**Work item**
Where a line of the data below has the string "title", copy that line.

-------- Material to process --------

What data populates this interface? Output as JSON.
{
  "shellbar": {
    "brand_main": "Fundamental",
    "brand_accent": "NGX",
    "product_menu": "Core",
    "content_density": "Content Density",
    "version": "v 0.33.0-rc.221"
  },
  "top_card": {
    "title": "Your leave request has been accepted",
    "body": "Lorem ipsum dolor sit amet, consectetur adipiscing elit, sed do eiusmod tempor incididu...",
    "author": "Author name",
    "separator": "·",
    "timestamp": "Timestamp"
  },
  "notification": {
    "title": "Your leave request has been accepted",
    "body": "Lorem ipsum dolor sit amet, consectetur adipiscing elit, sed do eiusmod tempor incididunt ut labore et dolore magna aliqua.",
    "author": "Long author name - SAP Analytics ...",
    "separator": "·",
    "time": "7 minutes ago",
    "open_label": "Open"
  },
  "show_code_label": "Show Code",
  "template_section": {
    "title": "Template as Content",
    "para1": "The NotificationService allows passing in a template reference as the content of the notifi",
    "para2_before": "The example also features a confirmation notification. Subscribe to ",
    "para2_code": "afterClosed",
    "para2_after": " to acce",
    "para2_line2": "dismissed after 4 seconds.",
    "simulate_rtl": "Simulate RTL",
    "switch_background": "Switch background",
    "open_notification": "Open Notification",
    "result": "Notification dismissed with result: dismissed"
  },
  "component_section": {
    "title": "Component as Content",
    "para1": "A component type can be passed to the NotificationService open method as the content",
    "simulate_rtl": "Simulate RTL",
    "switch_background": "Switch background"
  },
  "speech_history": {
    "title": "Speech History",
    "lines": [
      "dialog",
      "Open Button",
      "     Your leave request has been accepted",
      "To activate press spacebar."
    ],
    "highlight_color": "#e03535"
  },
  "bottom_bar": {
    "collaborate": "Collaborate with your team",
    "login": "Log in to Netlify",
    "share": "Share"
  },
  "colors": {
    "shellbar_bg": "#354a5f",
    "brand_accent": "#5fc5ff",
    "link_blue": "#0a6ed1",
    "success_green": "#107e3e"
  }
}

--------

**Written solution**
    "title": "Your leave request has been accepted",
    "title": "Your leave request has been accepted",
    "title": "Template as Content",
    "title": "Component as Content",
    "title": "Speech History",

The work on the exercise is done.